By Jacqueline DeRobertis , LSU Manship School News Service
BATON ROUGE — A new national survey finds that Democrats hold a 12-point lead over Republicans in 72 battleground districts that will decide control of the U.S. House in the midterm elections.
The survey, conducted by The Cook Political Report and LSU’s Manship School of Mass Communication in collaboration with political consultant James Carville, indicates that Democrats lead Republicans 48-36 among registered voters in those districts.
The survey also found that 42 percent of voters in the most competitive districts oppose President Trump or his policies, while 23 percent are voting to support the president.
Michael Henderson, the director of the Manship School’s Public Policy Lab, cautioned, however, that Democratic victories in many of the races are “not like a slam dunk.”
Which side turns out more of its supporters will be crucial.

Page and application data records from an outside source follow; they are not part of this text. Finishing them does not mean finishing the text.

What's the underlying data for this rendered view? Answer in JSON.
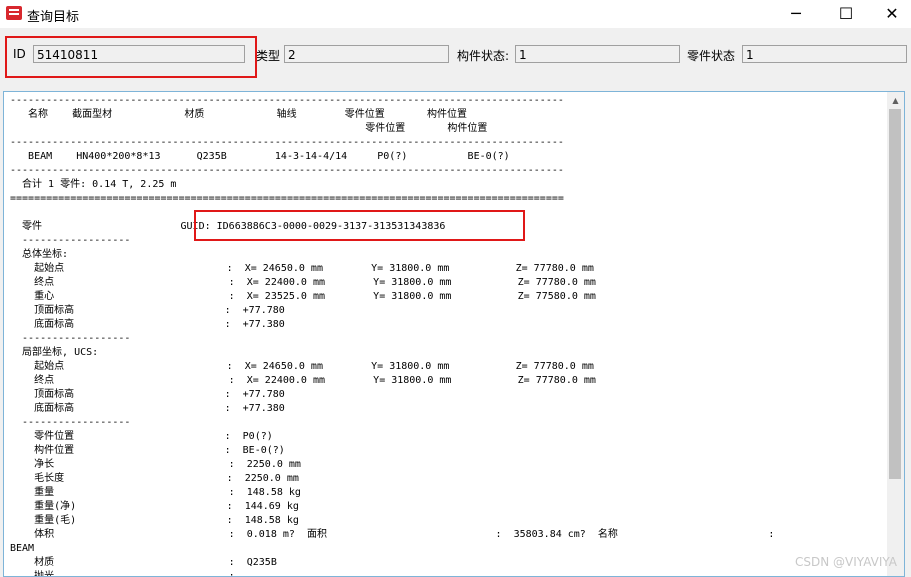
{
  "window": {
    "title": "查询目标",
    "minimize": "─",
    "maximize": "☐",
    "close": "✕"
  },
  "fields": {
    "id_label": "ID",
    "id_value": "51410811",
    "type_label": "类型",
    "type_value": "2",
    "member_status_label": "构件状态:",
    "member_status_value": "1",
    "part_status_label": "零件状态",
    "part_status_value": "1"
  },
  "report": {
    "lines": [
      "--------------------------------------------------------------------------------------------",
      "   名称    截面型材            材质            轴线        零件位置       构件位置",
      "                                                           零件位置       构件位置",
      "--------------------------------------------------------------------------------------------",
      "   BEAM    HN400*200*8*13      Q235B        14-3-14-4/14     P0(?)          BE-0(?)",
      "--------------------------------------------------------------------------------------------",
      "  合计 1 零件: 0.14 T, 2.25 m",
      "============================================================================================",
      "",
      "  零件                       GUID: ID663886C3-0000-0029-3137-313531343836",
      "  ------------------",
      "  总体坐标:",
      "    起始点                           :  X= 24650.0 mm        Y= 31800.0 mm           Z= 77780.0 mm",
      "    终点                             :  X= 22400.0 mm        Y= 31800.0 mm           Z= 77780.0 mm",
      "    重心                             :  X= 23525.0 mm        Y= 31800.0 mm           Z= 77580.0 mm",
      "    顶面标高                         :  +77.780",
      "    底面标高                         :  +77.380",
      "  ------------------",
      "  局部坐标, UCS:",
      "    起始点                           :  X= 24650.0 mm        Y= 31800.0 mm           Z= 77780.0 mm",
      "    终点                             :  X= 22400.0 mm        Y= 31800.0 mm           Z= 77780.0 mm",
      "    顶面标高                         :  +77.780",
      "    底面标高                         :  +77.380",
      "  ------------------",
      "    零件位置                         :  P0(?)",
      "    构件位置                         :  BE-0(?)",
      "    净长                             :  2250.0 mm",
      "    毛长度                           :  2250.0 mm",
      "    重量                             :  148.58 kg",
      "    重量(净)                         :  144.69 kg",
      "    重量(毛)                         :  148.58 kg",
      "    体积                             :  0.018 m?  面积                            :  35803.84 cm?  名称                         :",
      "BEAM",
      "    材质                             :  Q235B",
      "    抛光                             :"
    ]
  },
  "watermark": "CSDN @VIYAVIYA"
}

Other surveys show that the parties are running “neck to neck” in terms of the likelihood that their supporters will actually vote on Nov. 6, he said.

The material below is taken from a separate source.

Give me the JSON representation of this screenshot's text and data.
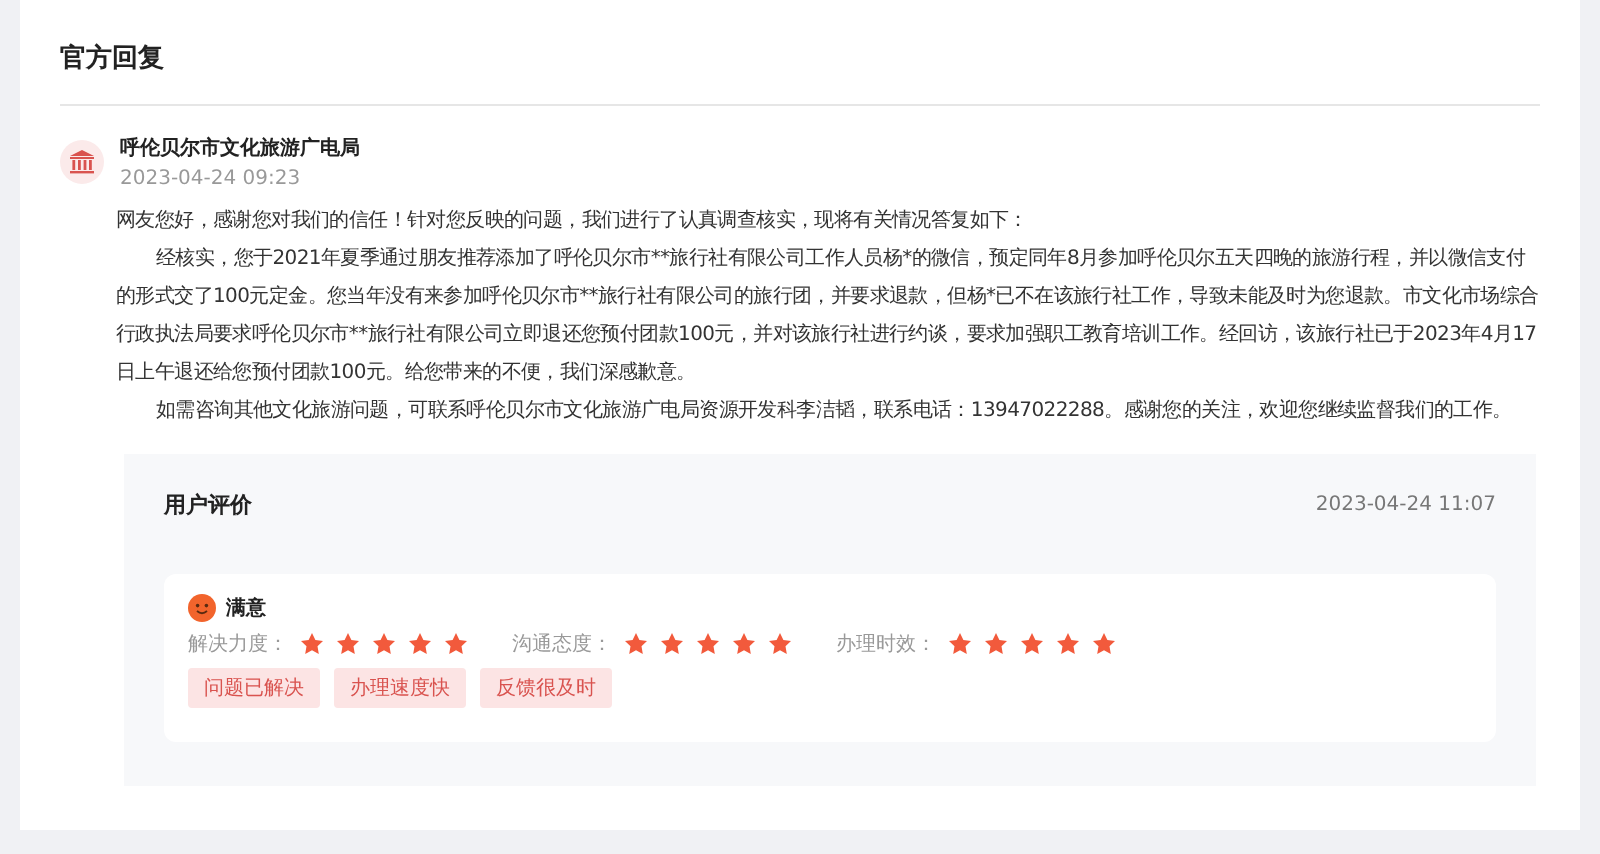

“The one thing we know about this election to almost a certainty is that the turnout is going to be a record high,” Carville said. “When that happens, some weird things can happen on election day.”
Carville, a long-time Democratic consultant who teaches at the Manship School, explained that such a high turnout, possibly the highest since 1970, “will produce probably some distortion among different demographics.”
“There’s a lot of politics to go between now and a week from Tuesday,” he said. “You can just take the caravan story, the pipe-bomb story – we’ve still got more than a week to go,” Carville said.
The voter preferences expressed in the new poll run counter to recent news stories suggesting that the Democrats’ chances of retaking the House were slipping.
Since the confirmation hearings for Supreme Court Justice Brett Kavanaugh, some political analysts have suggested that a surge of GOP voters might offset the “blue wave” of Democratic fervor that seemed to be building.
Henderson said that he views the reports of a Democratic decline as “a blip driven by a handful of polls” that emerged after the hearings.
“Republican engagement did increase, but Democratic engagement didn’t slide off,” Henderson said. “So it’s closer.”
The LSU poll’s results are in line with forecasts by Nate Silver, a statistician who has been one of the most accurate election forecasters in recent years. Silver, who aggregates the results of many polls on his fivethirtyeight.com website, has not wavered in his assessment that the Democrats have over an 80 percent chance of winning control of the House.
Silver also forecasts that the Republicans have more than an 80 percent chance of retaining control of the Senate. The LSU poll did not ask voters about the Senate races.
“This poll confirms a lot of what we were already seeing about sort of a tale of two elections,” said Charles E. Cook Jr., who publishes The Cook Political Report in Washington, D.C. “The one in the House is really, really focused in on suburban districts, and in that America things look a lot tougher for the president and tougher for Republicans than in the broader electorate and certainly than in the red states that are having Senate races.”
Surveys suggesting that President Trump’s approval rating has risen into the high 40s, the highest since he took office, have also led some analysts to suggest a resurgence in Republican energy.
But according to David Wasserman, House editor and political analyst for the Cook Political Report, Democrats are doing particularly well in upscale suburbs. Of the 46 seats held in toss-up districts, 63 percent have an upscale Whole Foods Market grocery. Very few of these districts are rural, and the majority are “driven by college-educated women,” he said.
“If I had to put a name on 2018, I would call it the ‘Year of the Fired-Up Female College Graduate,’” Wasserman said. “That’s really who’s powering this ‘blue wave’ that we’re seeing.”
Henderson said that Trump “ is not helping Republican prospects in the battlegrounds. He may be in other races elsewhere, but in these competitive districts he does not seem to be.”
The LSU poll included about 440 registered voters in the battleground districts among a total of 1,486 people polled overall.
None of the 72 battleground districts is in Louisiana. The districts, which are mostly suburban, are scattered across the country.
Fifty-six percent of registered voters in the competitive districts want to see a Democratic majority in the House to keep the president “in check.” Phrasing about a strong economy through a Republican majority aligned with only 42 percent of the voters.
Anti-incumbent sentiment also runs high in the competitive districts. Fifty-eight percent of registered voters in these districts feel their own members of Congress deserve to be voted out of office.
The poll shows that 49 percent of registered voters feel frustrated about the Trump administration — the same percentage of Americans who felt dissatisfied about Barack Obama’s presidency during the 2010 midterms.